═════ Provided information ═════
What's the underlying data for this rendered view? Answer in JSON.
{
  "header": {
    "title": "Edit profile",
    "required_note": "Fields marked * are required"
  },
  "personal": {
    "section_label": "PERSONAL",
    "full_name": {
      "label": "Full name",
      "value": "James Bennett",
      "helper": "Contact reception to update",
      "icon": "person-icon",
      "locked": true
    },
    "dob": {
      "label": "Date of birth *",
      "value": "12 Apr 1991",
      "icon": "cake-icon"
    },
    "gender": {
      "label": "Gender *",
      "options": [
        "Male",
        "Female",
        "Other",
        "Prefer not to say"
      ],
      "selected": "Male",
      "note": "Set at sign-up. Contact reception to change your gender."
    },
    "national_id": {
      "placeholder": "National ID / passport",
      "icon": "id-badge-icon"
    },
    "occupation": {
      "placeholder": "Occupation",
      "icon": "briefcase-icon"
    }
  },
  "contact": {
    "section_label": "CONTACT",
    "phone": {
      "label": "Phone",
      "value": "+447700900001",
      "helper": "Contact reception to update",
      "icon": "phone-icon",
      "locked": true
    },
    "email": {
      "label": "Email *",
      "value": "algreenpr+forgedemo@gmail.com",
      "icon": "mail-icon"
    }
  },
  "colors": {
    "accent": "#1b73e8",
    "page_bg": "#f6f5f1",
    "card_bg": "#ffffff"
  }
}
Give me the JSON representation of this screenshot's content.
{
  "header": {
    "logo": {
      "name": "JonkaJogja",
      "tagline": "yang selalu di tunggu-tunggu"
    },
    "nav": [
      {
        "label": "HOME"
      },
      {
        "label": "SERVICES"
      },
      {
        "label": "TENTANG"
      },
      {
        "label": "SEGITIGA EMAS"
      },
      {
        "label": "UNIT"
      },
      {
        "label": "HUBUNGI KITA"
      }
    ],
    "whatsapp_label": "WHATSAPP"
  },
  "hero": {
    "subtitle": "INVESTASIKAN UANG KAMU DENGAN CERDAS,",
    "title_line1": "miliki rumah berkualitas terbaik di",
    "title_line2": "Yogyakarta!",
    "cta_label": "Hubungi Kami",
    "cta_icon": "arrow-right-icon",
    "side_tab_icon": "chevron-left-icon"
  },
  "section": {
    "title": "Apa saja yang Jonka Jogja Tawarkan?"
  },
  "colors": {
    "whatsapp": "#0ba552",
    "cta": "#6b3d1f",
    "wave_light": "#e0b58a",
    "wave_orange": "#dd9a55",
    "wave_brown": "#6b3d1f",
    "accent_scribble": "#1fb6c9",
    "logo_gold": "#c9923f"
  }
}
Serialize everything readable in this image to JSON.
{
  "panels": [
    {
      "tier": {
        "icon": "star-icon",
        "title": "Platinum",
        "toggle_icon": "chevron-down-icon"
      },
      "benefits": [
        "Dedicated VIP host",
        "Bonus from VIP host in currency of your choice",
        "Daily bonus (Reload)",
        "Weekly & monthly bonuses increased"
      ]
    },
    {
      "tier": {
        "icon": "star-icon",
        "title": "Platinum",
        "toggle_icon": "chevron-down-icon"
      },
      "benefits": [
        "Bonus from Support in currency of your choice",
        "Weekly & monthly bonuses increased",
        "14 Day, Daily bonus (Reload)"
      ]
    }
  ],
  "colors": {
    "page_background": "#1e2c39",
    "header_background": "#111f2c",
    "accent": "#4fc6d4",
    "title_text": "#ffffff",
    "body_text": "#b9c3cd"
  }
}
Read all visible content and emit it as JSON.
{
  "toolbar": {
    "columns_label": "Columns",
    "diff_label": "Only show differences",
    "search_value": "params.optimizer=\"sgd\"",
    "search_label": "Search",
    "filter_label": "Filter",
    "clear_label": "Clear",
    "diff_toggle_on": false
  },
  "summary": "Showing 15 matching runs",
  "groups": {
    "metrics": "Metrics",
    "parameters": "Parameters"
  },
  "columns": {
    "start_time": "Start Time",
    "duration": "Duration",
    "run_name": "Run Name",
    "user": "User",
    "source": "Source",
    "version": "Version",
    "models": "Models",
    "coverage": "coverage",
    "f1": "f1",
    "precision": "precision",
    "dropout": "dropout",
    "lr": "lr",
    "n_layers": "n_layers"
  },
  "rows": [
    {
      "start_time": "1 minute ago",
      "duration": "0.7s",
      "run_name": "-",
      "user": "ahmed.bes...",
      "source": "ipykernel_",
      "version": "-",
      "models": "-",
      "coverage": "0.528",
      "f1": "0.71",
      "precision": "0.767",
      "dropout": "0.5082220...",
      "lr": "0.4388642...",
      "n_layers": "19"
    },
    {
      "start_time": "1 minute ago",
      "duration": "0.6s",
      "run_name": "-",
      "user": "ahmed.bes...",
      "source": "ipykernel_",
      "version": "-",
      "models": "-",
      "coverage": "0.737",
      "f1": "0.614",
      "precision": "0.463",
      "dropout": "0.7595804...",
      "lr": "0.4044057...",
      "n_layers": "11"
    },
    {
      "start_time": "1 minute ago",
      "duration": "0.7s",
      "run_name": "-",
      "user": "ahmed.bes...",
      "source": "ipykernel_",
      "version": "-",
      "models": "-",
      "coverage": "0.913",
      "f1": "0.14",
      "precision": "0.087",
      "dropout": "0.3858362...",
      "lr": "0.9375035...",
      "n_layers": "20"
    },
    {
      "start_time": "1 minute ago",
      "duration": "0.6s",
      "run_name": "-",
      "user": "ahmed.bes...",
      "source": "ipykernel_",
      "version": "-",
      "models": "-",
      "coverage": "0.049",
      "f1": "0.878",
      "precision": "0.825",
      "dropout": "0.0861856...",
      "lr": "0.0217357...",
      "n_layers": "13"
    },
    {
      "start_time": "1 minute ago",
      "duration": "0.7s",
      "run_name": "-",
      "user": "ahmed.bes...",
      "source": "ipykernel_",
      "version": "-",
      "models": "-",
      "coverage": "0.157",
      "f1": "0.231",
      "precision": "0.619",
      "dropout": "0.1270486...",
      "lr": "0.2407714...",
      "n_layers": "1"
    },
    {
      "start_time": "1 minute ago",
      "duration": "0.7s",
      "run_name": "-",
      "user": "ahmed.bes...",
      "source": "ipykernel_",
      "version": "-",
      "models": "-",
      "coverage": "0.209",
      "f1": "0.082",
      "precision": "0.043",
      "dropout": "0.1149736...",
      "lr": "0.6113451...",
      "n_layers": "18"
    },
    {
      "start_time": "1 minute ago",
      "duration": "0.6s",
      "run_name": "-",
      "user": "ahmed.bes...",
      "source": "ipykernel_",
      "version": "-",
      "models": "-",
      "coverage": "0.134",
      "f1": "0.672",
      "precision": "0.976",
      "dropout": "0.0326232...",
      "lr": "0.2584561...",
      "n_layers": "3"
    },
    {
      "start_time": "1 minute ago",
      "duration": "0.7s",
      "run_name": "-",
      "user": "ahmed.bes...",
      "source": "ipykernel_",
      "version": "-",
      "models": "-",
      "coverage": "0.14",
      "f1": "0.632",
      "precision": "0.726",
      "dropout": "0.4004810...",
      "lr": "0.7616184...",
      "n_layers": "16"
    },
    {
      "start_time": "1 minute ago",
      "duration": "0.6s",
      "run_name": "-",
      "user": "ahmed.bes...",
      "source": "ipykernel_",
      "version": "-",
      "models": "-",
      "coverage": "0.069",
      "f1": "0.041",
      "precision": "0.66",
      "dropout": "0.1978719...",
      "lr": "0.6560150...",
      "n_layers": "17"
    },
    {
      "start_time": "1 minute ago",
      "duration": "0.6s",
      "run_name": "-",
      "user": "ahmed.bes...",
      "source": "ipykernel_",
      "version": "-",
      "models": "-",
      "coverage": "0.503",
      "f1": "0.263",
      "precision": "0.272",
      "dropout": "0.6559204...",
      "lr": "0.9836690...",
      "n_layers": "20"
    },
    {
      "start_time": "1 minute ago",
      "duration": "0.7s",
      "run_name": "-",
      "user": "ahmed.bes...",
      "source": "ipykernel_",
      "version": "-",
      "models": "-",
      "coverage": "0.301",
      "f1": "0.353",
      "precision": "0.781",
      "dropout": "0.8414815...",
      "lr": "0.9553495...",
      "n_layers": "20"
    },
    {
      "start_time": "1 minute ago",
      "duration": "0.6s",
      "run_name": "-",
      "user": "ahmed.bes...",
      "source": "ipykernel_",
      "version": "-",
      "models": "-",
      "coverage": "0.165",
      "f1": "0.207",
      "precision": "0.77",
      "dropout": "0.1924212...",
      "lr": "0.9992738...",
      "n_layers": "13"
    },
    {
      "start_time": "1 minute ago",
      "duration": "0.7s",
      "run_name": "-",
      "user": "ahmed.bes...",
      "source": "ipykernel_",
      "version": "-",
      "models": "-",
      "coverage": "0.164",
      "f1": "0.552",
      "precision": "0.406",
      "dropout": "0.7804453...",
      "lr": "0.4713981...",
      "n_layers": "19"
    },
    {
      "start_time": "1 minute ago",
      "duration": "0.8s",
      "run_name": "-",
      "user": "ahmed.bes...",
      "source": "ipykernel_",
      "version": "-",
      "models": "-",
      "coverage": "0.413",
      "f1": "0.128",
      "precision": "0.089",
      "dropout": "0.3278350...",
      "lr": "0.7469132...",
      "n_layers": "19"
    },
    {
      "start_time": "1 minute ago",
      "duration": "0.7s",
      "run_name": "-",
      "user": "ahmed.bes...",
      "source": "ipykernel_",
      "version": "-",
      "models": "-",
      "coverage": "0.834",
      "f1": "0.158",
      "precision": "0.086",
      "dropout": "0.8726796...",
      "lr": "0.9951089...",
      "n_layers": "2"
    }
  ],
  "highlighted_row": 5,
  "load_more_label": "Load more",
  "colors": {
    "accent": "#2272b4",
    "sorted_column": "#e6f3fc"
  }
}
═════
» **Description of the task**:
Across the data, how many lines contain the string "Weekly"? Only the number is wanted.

» **Your solution**:
2